Cristi Craig wrote a great post for the Write it Sideways blog called “The Dilemma of the Mother Writer.” In it, she gave an illustration of the tug of war she feels between writing and motherhood:
When I flipped through pictures that my four year old daughter took recently, I saw a heartbreaking pattern: me, wearing reading glasses while I worked on my laptop; me, at the island in the kitchen typing away on my laptop; me, serving as backdrop behind a portrait of her doll, sporting my laptop. It was a painful truth and a testament to the life of a mother writer. I am always stealing time to write.
I’m sure this is a story that resonates with any parent who feels that tug between work and family time.
I’m lucky that I’m able to stay at home and write. But I do have a lot to accomplish—both writing and promo. My goal each day is to finish everything on the computer by 2:00 (which is when my younger child gets off the school bus.) Sometimes I can accomplish this goal…sometimes not.
Over the years, I’ve developed strategies that I hope work for both the children and me:
I’ve noticed that sometimes the laptop creates a wall between me and the children. Sometimes I’ll be working in the same room with kids…they’re doing homework, I’m writing. If I sense that they might want to talk about their day or open up to me about something during their homework time, I’ll write on paper. Otherwise, the laptop seems to stop them in their tracks.
I try to share with them what I’m doing. I spend so much time on the laptop that I realized they must wonder what it was that I was so busy doing. I talk to them about my books, about promo, about blogging, etc. I try to involve them a little in the process by asking their opinions about different things—do they like a character’s name? What do they think about the book’s setting?
When the children are talking to me, I don’t look at the laptop. It makes it look like I think my writing is more important than they are…and I definitely don’t want to give that impression.
When I’m talking with them, I try not to think about anything other than our conversation. (And this is a tough one, because I’m easily distracted.) I do this by asking intelligent follow-up questions for what they’re telling me…instead of going “mmm.”
Still, I need to get work done.

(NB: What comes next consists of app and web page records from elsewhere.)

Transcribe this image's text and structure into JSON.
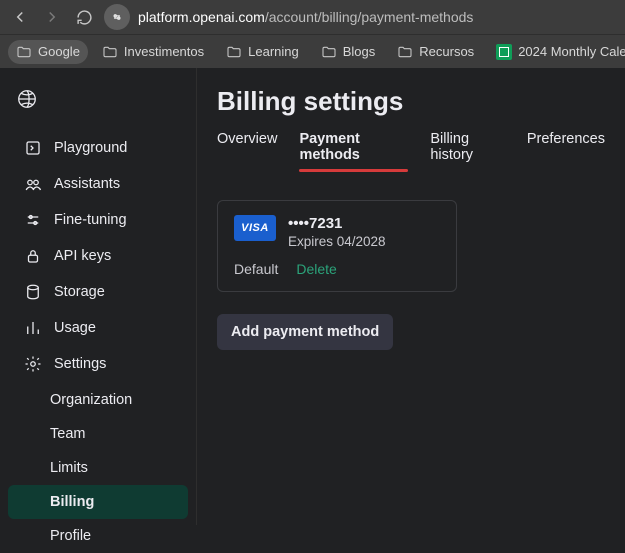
{
  "browser": {
    "url_host": "platform.openai.com",
    "url_path": "/account/billing/payment-methods"
  },
  "bookmarks": [
    {
      "label": "Google",
      "kind": "folder",
      "active": true
    },
    {
      "label": "Investimentos",
      "kind": "folder"
    },
    {
      "label": "Learning",
      "kind": "folder"
    },
    {
      "label": "Blogs",
      "kind": "folder"
    },
    {
      "label": "Recursos",
      "kind": "folder"
    },
    {
      "label": "2024 Monthly Calen...",
      "kind": "sheets"
    },
    {
      "label": "",
      "kind": "linkedin"
    }
  ],
  "sidebar": {
    "items": [
      {
        "label": "Playground",
        "icon": "playground-icon"
      },
      {
        "label": "Assistants",
        "icon": "assistants-icon"
      },
      {
        "label": "Fine-tuning",
        "icon": "finetune-icon"
      },
      {
        "label": "API keys",
        "icon": "lock-icon"
      },
      {
        "label": "Storage",
        "icon": "storage-icon"
      },
      {
        "label": "Usage",
        "icon": "usage-icon"
      },
      {
        "label": "Settings",
        "icon": "gear-icon"
      }
    ],
    "subitems": [
      {
        "label": "Organization"
      },
      {
        "label": "Team"
      },
      {
        "label": "Limits"
      },
      {
        "label": "Billing",
        "active": true
      },
      {
        "label": "Profile"
      }
    ]
  },
  "main": {
    "title": "Billing settings",
    "tabs": [
      {
        "label": "Overview"
      },
      {
        "label": "Payment methods",
        "active": true
      },
      {
        "label": "Billing history"
      },
      {
        "label": "Preferences"
      }
    ],
    "card": {
      "brand": "VISA",
      "masked": "••••7231",
      "expires": "Expires 04/2028",
      "default_label": "Default",
      "delete_label": "Delete"
    },
    "add_button": "Add payment method"
  }
}
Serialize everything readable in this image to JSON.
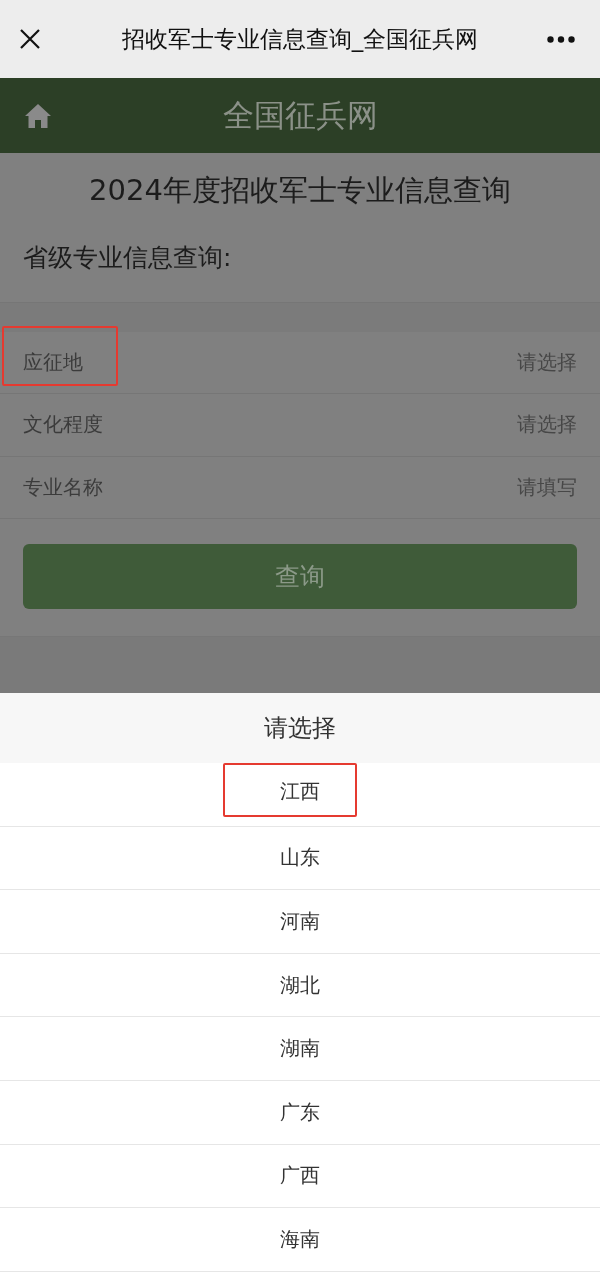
{
  "browser_bar": {
    "title": "招收军士专业信息查询_全国征兵网"
  },
  "site_header": {
    "title": "全国征兵网"
  },
  "page": {
    "heading": "2024年度招收军士专业信息查询",
    "section_title": "省级专业信息查询:"
  },
  "form": {
    "fields": [
      {
        "kind": "select",
        "label": "应征地",
        "placeholder": "请选择",
        "highlighted": true
      },
      {
        "kind": "select",
        "label": "文化程度",
        "placeholder": "请选择",
        "highlighted": false
      },
      {
        "kind": "text",
        "label": "专业名称",
        "placeholder": "请填写",
        "highlighted": false
      }
    ],
    "submit": "查询"
  },
  "picker": {
    "title": "请选择",
    "options": [
      {
        "label": "江西",
        "highlighted": true
      },
      {
        "label": "山东",
        "highlighted": false
      },
      {
        "label": "河南",
        "highlighted": false
      },
      {
        "label": "湖北",
        "highlighted": false
      },
      {
        "label": "湖南",
        "highlighted": false
      },
      {
        "label": "广东",
        "highlighted": false
      },
      {
        "label": "广西",
        "highlighted": false
      },
      {
        "label": "海南",
        "highlighted": false
      }
    ]
  }
}
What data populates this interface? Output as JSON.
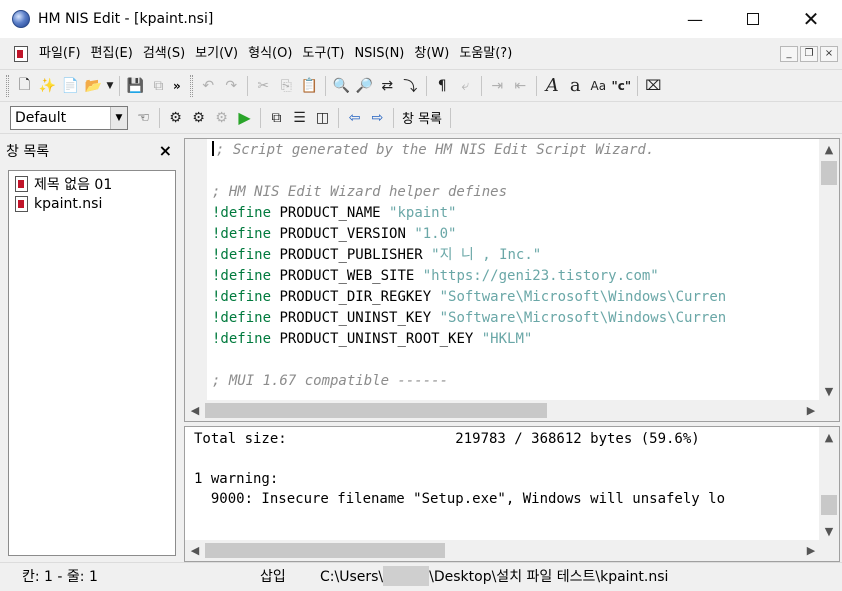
{
  "window": {
    "title": "HM NIS Edit - [kpaint.nsi]"
  },
  "menu": {
    "items": [
      "파일(F)",
      "편집(E)",
      "검색(S)",
      "보기(V)",
      "형식(O)",
      "도구(T)",
      "NSIS(N)",
      "창(W)",
      "도움말(?)"
    ]
  },
  "toolbar": {
    "config_value": "Default",
    "window_list_label": "창 목록"
  },
  "sidebar": {
    "title": "창 목록",
    "close_symbol": "×",
    "items": [
      {
        "label": "제목 없음 01"
      },
      {
        "label": "kpaint.nsi"
      }
    ]
  },
  "editor": {
    "lines": [
      {
        "type": "comment",
        "text": "; Script generated by the HM NIS Edit Script Wizard."
      },
      {
        "type": "blank",
        "text": ""
      },
      {
        "type": "comment",
        "text": "; HM NIS Edit Wizard helper defines"
      },
      {
        "type": "define",
        "kw": "!define",
        "name": "PRODUCT_NAME",
        "value": "\"kpaint\""
      },
      {
        "type": "define",
        "kw": "!define",
        "name": "PRODUCT_VERSION",
        "value": "\"1.0\""
      },
      {
        "type": "define",
        "kw": "!define",
        "name": "PRODUCT_PUBLISHER",
        "value": "\"지 니 , Inc.\""
      },
      {
        "type": "define",
        "kw": "!define",
        "name": "PRODUCT_WEB_SITE",
        "value": "\"https://geni23.tistory.com\""
      },
      {
        "type": "define",
        "kw": "!define",
        "name": "PRODUCT_DIR_REGKEY",
        "value": "\"Software\\Microsoft\\Windows\\Curren"
      },
      {
        "type": "define",
        "kw": "!define",
        "name": "PRODUCT_UNINST_KEY",
        "value": "\"Software\\Microsoft\\Windows\\Curren"
      },
      {
        "type": "define",
        "kw": "!define",
        "name": "PRODUCT_UNINST_ROOT_KEY",
        "value": "\"HKLM\""
      },
      {
        "type": "blank",
        "text": ""
      },
      {
        "type": "comment",
        "text": "; MUI 1.67 compatible ------"
      }
    ]
  },
  "output": {
    "lines": [
      "Total size:                    219783 / 368612 bytes (59.6%)",
      "",
      "1 warning:",
      "  9000: Insecure filename \"Setup.exe\", Windows will unsafely lo"
    ]
  },
  "status": {
    "position": "칸: 1 - 줄: 1",
    "mode": "삽입",
    "path_prefix": "C:\\Users\\",
    "path_suffix": "\\Desktop\\설치 파일 테스트\\kpaint.nsi"
  }
}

Instead of writing in the same room as the children (when I really need to write), and possibly getting irritated with interruptions—I just go write behind a closed door. I preface the writing session by telling the kids, “I’ve got to get some work done. I’m going to write for 25 minutes, then I can play cards/talk/read a book with you.” Then they know I haven’t just disappeared for hours (honestly, I can’t write for hours anyway.) When they were younger, I set a timer outside my door so they could see how much longer I was going to be unavailable.
Although this post is on juggling parenting and writing, it also applies to writing around other family members, too. (Well, to some degree. I can only imagine the look on my husband’s face, if I put a timer outside the door and told him to be quiet for 25 minutes!) How do you set parameters for your writing—respecting your writing time, but also respecting your family time and obligations?